With September coming to an end, the Childhood Cancer Awareness Group of Coffee County wrapped up their seventh annual fundraising event on Friday, Sept 22 and Saturday, Sept. 23. There were two main events that weekend – the silent auction and bake sale, which lasted from 9 a.m. until 6 p.m. and on Saturday a catered dinner, courtesy of American Legion Post 515, which started at 6 p.m. and a live auction that followed at 7 p.m.
Both auctions offered a wide variety of items to bid on such as gift certificates, puppies, home décor, a 55-inch flat screen color TV, cargo trailers and much more. There was also a raffle drawing in order to raise money. First place winner won a golf cart, second place winner won a gun and the third place winner won $100.
Barbara Dockery, CCAGCC president, informed DouglasNow that the group was organized in 2011. During this time they held their first walk through downtown Douglas with approximately 25 people who carried gold balloons in memory of childhood cancer patients around the world.
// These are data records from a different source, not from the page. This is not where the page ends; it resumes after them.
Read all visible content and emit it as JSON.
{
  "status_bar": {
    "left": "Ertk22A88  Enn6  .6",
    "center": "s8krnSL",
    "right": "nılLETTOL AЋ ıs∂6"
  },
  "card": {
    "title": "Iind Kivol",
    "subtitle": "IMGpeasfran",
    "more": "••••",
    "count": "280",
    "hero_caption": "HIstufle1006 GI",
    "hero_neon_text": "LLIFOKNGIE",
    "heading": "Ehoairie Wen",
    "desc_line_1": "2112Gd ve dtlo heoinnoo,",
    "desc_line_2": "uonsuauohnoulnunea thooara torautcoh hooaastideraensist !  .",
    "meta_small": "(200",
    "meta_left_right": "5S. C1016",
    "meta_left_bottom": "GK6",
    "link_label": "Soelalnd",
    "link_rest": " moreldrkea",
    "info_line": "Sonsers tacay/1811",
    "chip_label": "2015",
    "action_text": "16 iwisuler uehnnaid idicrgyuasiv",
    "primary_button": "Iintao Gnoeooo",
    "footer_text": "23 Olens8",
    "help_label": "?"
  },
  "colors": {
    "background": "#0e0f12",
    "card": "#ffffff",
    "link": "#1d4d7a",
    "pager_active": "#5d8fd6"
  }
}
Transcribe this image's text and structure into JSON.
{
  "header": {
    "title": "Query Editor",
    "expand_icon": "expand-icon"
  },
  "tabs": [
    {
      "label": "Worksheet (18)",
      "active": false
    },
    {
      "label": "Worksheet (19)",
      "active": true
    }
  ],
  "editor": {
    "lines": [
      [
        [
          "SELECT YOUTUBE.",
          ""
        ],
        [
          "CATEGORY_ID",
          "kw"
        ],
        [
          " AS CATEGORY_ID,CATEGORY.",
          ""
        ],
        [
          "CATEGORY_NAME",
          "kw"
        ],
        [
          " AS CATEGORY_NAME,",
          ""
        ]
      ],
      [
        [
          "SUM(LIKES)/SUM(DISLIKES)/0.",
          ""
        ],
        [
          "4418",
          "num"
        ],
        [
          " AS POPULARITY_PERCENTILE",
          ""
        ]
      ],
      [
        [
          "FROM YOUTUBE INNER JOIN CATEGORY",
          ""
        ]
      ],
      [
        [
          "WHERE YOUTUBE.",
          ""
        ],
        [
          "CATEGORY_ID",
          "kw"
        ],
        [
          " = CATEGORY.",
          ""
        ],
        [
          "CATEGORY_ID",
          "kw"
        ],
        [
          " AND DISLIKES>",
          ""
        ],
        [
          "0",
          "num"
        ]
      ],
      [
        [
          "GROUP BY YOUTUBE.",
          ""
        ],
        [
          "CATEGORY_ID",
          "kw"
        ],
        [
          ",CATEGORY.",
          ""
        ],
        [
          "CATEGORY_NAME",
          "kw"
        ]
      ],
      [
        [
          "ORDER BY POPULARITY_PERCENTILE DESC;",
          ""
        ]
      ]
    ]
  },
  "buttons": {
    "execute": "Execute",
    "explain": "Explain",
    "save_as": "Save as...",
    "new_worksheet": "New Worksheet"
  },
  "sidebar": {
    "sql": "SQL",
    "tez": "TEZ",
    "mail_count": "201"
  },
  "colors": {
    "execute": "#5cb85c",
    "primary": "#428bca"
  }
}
Shortly thereafter friends, parents and grandparents formed their own local childhood cancer group. During the first year, they assembled their first silent auction in the old Powell’s Drug Store building. “I wasn’t quite sure that a silent auction would be that big of a hit in Douglas,” she said. She anticipated that the auction would bring in $1500-$2000 not knowing that they would triple their estimate.
They decided to move the event to the smaller gym at the Central Square Complex after realizing the success of the previous silent auction. The support of the event grew so large that they had to utilize both gyms. It wasn’t until three years ago that they decided to split the event into two, a silent and live auction. She further revealed that the silent auction created a larger audience and was used as a way to disguise any bidders.
According to Dockery, CCAGCC was able to profit $172,000 after last year’s auction. These funds were used to assist families in travel, lodging and food expenses without an application. Any additional assistance such as rent, car payments, utility bills and more is received through an application and has to be approved by the board of directors. “Life goes on after a child is diagnosed and bills don’t stop,” said Dockery after explaining the importance of these funds.
In this last year, CCAGCC was able to assist approximately 15 families. Dockery recalls the group starting with only 20 members and how it has expanded to at least 150 people. She explained how many of them volunteer their time during each year’s auction. Due to the support of the community and members, CCAGCC has been able to step up for the past six years and provide families that are affected by childhood cancer with the financial and emotional support to fight and conquer cancer.
Jim Aldridge won a puppy, Oliver, during the silent auction, Sept. 22